Provided data below:

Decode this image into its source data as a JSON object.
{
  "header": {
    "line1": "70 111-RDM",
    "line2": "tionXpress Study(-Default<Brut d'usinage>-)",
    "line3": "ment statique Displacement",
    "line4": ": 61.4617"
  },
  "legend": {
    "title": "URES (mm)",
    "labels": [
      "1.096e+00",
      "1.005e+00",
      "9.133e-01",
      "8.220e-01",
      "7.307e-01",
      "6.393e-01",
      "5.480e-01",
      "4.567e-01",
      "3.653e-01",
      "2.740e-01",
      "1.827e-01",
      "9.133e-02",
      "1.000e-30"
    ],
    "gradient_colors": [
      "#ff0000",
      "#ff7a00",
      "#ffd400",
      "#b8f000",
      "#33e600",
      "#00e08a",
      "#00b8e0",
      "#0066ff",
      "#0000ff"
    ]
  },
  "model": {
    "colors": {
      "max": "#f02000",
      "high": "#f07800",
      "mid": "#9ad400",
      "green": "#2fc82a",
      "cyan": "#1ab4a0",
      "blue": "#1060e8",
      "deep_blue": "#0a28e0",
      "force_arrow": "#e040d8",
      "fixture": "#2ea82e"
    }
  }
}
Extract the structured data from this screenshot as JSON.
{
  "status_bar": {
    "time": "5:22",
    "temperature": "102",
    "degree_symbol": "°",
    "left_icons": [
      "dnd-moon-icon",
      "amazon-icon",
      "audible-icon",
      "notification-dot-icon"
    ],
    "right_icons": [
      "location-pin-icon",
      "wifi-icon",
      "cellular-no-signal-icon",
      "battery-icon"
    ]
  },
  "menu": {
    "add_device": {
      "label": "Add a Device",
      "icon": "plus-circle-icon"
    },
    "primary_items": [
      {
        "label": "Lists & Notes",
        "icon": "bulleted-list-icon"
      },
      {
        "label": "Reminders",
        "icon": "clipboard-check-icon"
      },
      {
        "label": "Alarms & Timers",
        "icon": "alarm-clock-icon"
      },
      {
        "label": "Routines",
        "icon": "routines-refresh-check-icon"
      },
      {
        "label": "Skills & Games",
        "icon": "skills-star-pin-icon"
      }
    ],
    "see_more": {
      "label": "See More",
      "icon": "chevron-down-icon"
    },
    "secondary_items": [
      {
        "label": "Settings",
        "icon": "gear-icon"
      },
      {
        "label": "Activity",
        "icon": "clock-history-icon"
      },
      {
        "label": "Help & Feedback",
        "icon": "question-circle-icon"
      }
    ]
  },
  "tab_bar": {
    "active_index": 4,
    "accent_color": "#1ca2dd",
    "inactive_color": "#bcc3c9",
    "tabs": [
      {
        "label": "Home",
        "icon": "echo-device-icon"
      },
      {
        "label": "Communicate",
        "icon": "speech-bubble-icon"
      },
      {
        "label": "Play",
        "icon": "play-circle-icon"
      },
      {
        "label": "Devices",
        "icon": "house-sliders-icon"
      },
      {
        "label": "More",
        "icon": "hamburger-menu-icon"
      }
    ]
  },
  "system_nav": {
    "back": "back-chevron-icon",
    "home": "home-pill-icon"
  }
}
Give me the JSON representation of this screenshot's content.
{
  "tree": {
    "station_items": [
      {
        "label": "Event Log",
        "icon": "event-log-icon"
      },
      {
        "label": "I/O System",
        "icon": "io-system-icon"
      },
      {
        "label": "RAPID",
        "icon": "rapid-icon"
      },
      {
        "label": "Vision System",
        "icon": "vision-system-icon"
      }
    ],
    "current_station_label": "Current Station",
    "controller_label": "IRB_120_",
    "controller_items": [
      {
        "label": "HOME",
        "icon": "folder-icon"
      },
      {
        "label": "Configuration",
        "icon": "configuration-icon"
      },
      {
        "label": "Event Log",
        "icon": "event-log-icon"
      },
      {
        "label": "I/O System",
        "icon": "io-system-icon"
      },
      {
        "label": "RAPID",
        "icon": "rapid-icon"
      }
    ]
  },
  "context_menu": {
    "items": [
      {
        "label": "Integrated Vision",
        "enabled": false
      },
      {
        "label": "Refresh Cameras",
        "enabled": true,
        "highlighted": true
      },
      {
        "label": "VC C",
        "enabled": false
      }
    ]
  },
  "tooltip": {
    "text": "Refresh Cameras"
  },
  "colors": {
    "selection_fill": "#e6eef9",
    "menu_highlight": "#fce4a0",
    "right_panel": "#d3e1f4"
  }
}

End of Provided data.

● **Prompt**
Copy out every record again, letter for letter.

● **Answer to the exercise**
Decode this image into its source data as a JSON object.
{
  "header": {
    "line1": "70 111-RDM",
    "line2": "tionXpress Study(-Default<Brut d'usinage>-)",
    "line3": "ment statique Displacement",
    "line4": ": 61.4617"
  },
  "legend": {
    "title": "URES (mm)",
    "labels": [
      "1.096e+00",
      "1.005e+00",
      "9.133e-01",
      "8.220e-01",
      "7.307e-01",
      "6.393e-01",
      "5.480e-01",
      "4.567e-01",
      "3.653e-01",
      "2.740e-01",
      "1.827e-01",
      "9.133e-02",
      "1.000e-30"
    ],
    "gradient_colors": [
      "#ff0000",
      "#ff7a00",
      "#ffd400",
      "#b8f000",
      "#33e600",
      "#00e08a",
      "#00b8e0",
      "#0066ff",
      "#0000ff"
    ]
  },
  "model": {
    "colors": {
      "max": "#f02000",
      "high": "#f07800",
      "mid": "#9ad400",
      "green": "#2fc82a",
      "cyan": "#1ab4a0",
      "blue": "#1060e8",
      "deep_blue": "#0a28e0",
      "force_arrow": "#e040d8",
      "fixture": "#2ea82e"
    }
  }
}
Extract the structured data from this screenshot as JSON.
{
  "status_bar": {
    "time": "5:22",
    "temperature": "102",
    "degree_symbol": "°",
    "left_icons": [
      "dnd-moon-icon",
      "amazon-icon",
      "audible-icon",
      "notification-dot-icon"
    ],
    "right_icons": [
      "location-pin-icon",
      "wifi-icon",
      "cellular-no-signal-icon",
      "battery-icon"
    ]
  },
  "menu": {
    "add_device": {
      "label": "Add a Device",
      "icon": "plus-circle-icon"
    },
    "primary_items": [
      {
        "label": "Lists & Notes",
        "icon": "bulleted-list-icon"
      },
      {
        "label": "Reminders",
        "icon": "clipboard-check-icon"
      },
      {
        "label": "Alarms & Timers",
        "icon": "alarm-clock-icon"
      },
      {
        "label": "Routines",
        "icon": "routines-refresh-check-icon"
      },
      {
        "label": "Skills & Games",
        "icon": "skills-star-pin-icon"
      }
    ],
    "see_more": {
      "label": "See More",
      "icon": "chevron-down-icon"
    },
    "secondary_items": [
      {
        "label": "Settings",
        "icon": "gear-icon"
      },
      {
        "label": "Activity",
        "icon": "clock-history-icon"
      },
      {
        "label": "Help & Feedback",
        "icon": "question-circle-icon"
      }
    ]
  },
  "tab_bar": {
    "active_index": 4,
    "accent_color": "#1ca2dd",
    "inactive_color": "#bcc3c9",
    "tabs": [
      {
        "label": "Home",
        "icon": "echo-device-icon"
      },
      {
        "label": "Communicate",
        "icon": "speech-bubble-icon"
      },
      {
        "label": "Play",
        "icon": "play-circle-icon"
      },
      {
        "label": "Devices",
        "icon": "house-sliders-icon"
      },
      {
        "label": "More",
        "icon": "hamburger-menu-icon"
      }
    ]
  },
  "system_nav": {
    "back": "back-chevron-icon",
    "home": "home-pill-icon"
  }
}
Give me the JSON representation of this screenshot's content.
{
  "tree": {
    "station_items": [
      {
        "label": "Event Log",
        "icon": "event-log-icon"
      },
      {
        "label": "I/O System",
        "icon": "io-system-icon"
      },
      {
        "label": "RAPID",
        "icon": "rapid-icon"
      },
      {
        "label": "Vision System",
        "icon": "vision-system-icon"
      }
    ],
    "current_station_label": "Current Station",
    "controller_label": "IRB_120_",
    "controller_items": [
      {
        "label": "HOME",
        "icon": "folder-icon"
      },
      {
        "label": "Configuration",
        "icon": "configuration-icon"
      },
      {
        "label": "Event Log",
        "icon": "event-log-icon"
      },
      {
        "label": "I/O System",
        "icon": "io-system-icon"
      },
      {
        "label": "RAPID",
        "icon": "rapid-icon"
      }
    ]
  },
  "context_menu": {
    "items": [
      {
        "label": "Integrated Vision",
        "enabled": false
      },
      {
        "label": "Refresh Cameras",
        "enabled": true,
        "highlighted": true
      },
      {
        "label": "VC C",
        "enabled": false
      }
    ]
  },
  "tooltip": {
    "text": "Refresh Cameras"
  },
  "colors": {
    "selection_fill": "#e6eef9",
    "menu_highlight": "#fce4a0",
    "right_panel": "#d3e1f4"
  }
}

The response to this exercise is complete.